Are you making any infrastructure changes alongside this expansion that alters the way the game sets up matchmaking, rotates maps, etc?
Not really. We are watching the server loads as always, so we are prepared to increase the number of dedicated servers as needed, though.

When you’re playing the expansion will it only rotate through the four expansion maps or does it integrate the Bad Company 2 maps as well?
Battlefield Bad Company 2: Vietnam will have its separate map rotation. It is, however, integrated into the overall persistence, so you will keep leveling your soldier up as usual, no matter if you play the base game or the Vietnam expansion.

Are you going to be able to transport tanks around the map with the helicopter like in Battlefield Vietnam?
No, we don't see that it brings any value to the gameplay. It was a function that wasn't really used extensively in the past.

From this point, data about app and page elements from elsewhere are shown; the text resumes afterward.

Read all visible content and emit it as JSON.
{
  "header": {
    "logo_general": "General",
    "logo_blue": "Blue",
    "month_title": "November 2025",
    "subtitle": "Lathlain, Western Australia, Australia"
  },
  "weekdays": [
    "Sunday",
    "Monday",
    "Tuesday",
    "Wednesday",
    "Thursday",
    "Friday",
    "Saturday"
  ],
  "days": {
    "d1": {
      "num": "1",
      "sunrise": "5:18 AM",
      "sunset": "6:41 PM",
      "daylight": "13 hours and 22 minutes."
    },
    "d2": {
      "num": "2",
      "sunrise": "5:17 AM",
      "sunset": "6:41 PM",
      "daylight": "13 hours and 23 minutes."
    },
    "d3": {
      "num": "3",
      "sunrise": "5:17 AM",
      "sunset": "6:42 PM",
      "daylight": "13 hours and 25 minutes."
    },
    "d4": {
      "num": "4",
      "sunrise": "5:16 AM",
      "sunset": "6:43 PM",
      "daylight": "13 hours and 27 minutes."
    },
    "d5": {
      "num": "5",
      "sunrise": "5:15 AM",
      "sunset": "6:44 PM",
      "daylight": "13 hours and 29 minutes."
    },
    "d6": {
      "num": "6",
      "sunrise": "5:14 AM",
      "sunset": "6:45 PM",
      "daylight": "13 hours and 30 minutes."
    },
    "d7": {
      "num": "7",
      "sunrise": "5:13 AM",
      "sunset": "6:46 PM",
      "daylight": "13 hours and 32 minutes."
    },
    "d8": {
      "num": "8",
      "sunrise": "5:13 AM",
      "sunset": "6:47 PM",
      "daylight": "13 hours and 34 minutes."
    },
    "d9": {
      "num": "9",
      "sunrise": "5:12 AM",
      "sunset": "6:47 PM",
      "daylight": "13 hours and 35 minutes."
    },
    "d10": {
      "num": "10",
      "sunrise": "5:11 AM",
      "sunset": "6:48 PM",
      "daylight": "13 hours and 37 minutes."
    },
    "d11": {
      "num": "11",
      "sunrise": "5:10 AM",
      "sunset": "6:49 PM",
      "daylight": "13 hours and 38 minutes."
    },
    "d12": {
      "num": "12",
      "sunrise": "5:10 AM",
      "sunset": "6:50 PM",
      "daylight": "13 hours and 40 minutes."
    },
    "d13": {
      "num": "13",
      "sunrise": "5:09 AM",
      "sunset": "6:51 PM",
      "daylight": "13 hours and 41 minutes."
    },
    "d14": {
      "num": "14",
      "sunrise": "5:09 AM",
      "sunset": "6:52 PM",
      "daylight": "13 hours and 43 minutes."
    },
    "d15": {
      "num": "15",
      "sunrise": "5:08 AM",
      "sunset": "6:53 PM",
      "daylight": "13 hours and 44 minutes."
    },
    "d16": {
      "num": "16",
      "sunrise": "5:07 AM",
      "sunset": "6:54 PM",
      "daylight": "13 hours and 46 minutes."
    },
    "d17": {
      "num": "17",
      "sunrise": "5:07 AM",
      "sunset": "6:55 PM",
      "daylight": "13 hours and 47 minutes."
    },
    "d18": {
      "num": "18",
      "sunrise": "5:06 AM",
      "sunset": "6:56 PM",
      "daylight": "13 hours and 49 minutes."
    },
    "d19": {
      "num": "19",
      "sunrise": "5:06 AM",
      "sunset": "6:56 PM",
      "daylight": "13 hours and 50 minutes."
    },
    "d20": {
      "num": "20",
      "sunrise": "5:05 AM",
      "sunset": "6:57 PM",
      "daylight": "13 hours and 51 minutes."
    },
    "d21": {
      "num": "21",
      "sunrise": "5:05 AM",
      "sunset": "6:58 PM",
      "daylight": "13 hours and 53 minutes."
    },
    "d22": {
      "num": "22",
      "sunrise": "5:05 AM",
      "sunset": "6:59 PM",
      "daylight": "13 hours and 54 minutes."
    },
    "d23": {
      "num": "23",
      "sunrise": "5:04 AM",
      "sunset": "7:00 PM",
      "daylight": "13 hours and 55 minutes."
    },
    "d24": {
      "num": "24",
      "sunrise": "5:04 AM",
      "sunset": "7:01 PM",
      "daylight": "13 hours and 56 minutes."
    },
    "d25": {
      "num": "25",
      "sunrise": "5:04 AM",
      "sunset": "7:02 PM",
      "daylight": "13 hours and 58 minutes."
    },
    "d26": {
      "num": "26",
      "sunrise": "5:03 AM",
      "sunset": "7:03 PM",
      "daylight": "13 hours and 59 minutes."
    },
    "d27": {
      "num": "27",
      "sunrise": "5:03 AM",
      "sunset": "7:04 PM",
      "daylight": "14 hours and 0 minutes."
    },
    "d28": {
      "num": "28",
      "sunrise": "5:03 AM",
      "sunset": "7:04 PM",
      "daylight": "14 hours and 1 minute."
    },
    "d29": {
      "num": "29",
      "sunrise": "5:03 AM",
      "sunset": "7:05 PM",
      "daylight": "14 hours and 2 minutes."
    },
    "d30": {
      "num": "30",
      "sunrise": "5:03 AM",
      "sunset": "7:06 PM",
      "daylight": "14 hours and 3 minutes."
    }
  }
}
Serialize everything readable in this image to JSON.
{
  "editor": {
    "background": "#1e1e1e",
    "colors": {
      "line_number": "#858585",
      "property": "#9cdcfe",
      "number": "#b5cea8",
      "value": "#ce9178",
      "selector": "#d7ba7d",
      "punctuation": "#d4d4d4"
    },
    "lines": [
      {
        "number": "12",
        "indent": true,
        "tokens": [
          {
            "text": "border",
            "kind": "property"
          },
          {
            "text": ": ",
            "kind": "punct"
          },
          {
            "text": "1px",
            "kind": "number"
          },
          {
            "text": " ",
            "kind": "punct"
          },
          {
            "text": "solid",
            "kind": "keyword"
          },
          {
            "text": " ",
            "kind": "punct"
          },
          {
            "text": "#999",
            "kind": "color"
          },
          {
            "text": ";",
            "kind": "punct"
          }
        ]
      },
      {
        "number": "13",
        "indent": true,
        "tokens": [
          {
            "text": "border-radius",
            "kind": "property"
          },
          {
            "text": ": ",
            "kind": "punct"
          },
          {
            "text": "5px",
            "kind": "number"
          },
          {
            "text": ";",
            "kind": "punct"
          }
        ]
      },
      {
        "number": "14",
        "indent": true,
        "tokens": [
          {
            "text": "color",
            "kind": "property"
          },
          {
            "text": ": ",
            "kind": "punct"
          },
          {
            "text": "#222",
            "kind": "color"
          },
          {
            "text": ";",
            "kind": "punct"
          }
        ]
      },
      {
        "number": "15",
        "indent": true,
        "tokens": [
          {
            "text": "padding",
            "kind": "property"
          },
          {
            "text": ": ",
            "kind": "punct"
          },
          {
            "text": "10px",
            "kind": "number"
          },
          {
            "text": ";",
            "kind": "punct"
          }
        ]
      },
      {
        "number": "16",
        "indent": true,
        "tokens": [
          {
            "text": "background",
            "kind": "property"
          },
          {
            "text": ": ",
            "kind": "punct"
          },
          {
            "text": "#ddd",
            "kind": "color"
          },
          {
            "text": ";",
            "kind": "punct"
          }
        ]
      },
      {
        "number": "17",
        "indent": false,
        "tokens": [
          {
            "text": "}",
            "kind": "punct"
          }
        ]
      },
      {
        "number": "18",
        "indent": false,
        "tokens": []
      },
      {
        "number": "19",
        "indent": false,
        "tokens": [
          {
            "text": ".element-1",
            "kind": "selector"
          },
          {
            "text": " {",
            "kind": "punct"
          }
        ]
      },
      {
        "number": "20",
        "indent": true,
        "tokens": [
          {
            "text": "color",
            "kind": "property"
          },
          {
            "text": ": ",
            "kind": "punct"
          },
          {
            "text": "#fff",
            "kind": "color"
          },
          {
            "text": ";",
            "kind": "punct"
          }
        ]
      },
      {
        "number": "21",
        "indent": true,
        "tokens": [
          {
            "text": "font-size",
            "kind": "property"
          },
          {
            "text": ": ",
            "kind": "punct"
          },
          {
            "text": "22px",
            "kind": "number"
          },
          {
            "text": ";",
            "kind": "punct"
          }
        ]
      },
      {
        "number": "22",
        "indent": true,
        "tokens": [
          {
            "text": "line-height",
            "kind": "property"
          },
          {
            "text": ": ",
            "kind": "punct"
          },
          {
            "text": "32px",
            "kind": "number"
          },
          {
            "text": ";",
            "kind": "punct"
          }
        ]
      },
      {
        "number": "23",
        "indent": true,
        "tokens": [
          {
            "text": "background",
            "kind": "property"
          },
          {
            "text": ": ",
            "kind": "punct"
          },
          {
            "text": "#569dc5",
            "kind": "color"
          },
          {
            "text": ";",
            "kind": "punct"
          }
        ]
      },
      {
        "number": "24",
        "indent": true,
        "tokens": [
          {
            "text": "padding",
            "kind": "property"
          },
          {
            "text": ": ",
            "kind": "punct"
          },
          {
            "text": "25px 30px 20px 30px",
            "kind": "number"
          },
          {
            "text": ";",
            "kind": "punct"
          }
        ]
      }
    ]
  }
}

A lot of the technology used in Bad Company 2 has no historical analog in Vietnam. What is going to replace futuristic weapons like the UAV, motion sensor, and spotting sight?
Rather than inventing some kind of retro sci-fi tech that wasn't used in the Vietnam War, we are simply removing some of these modern war items from the Vietnam expansion. This in turn has an interesting effect on the gameplay – it's more gritty and up close and personal now, which feels like a perfect fit to the theme. Other items have been redesigned to fit the theme, so the C4 is replaced with dynamite sticks, while the defibrillator has turned into an adrenaline shot.

Is spotting still a central mechanic to Vietnam?
Of course! Battlefield Bad Company 2 is very much a team-oriented game, and Vietnam is no different in that aspect.

Are teams still divided into squads of four?

Have you made a conscious effort to make the gameplay feel different than that of BC2? If so, how do you want the expansion to stand out?

This is an interesting question, since the answer is both yes and no. Our goal for the Vietnam expansion was to create something that is instantly recognizable as Bad Company 2, yet different enough to the point of feeling like a completely new experience. The gameplay is definitely Bad Company 2, but the feeling when you play the expansion is new. Part of it is down to some of the high tech helping items being removed, part of it is the fact that most of your weapons are unscoped, rusty, and tied together with band aids. The dense jungle environments with its trenches and foxholes also affect the style of play. Add to this the ‘60s music and the vehicles from the era, and you get a special vibe to the whole experience. This is mainly done through design choices that aren't technically changes in the gameplay mechanics as such.

Battlefield Bad Company 2 has certainly sold well, but after starting out strong on the Xbox Live charts it has steadily plummeted out of the top 10 while FPS competitors like Call of Duty and Halo keep going strong. Do you think the absence of new maps is the chief reason BC2 slid down the rankings, or is it something else?
We're very happy with both the initial weeks of sales of Battlefield: Bad Company 2 but equally so with the long tail of the product, how it keeps selling week over week now long after launch. We don't consider the lack of paid content to be a key factor in why the game is now selling less. This is part of the natural life cycle of a product, and we still have a huge amount of active players. We don't think it is a surprise that people are playing Halo at the moment, and frankly speaking we know that Bad Company 2 Vietnam has taken its fair share of time to be finished. Now that it is close to completion – and if our epic play tests here at DICE are any indication – we feel confident that our fans will have a blast come winter.

If you had a chance to go back and do it again, would you have released more map packs earlier rather than using the VIP strategy, which simply opened up pre-existing maps for new modes?

We think doing the VIP program was a good way to give our fans complementing features that we did not have the possibility of implementing in the base game at launch, and we have received good feedback for our VIP program. That being said, we are currently evaluating the VIP program to decide how to best approach this in the future.

Is this the last batch of Bad Company DLC we can expect, or does DICE have more plans for 2011?
You never know. :)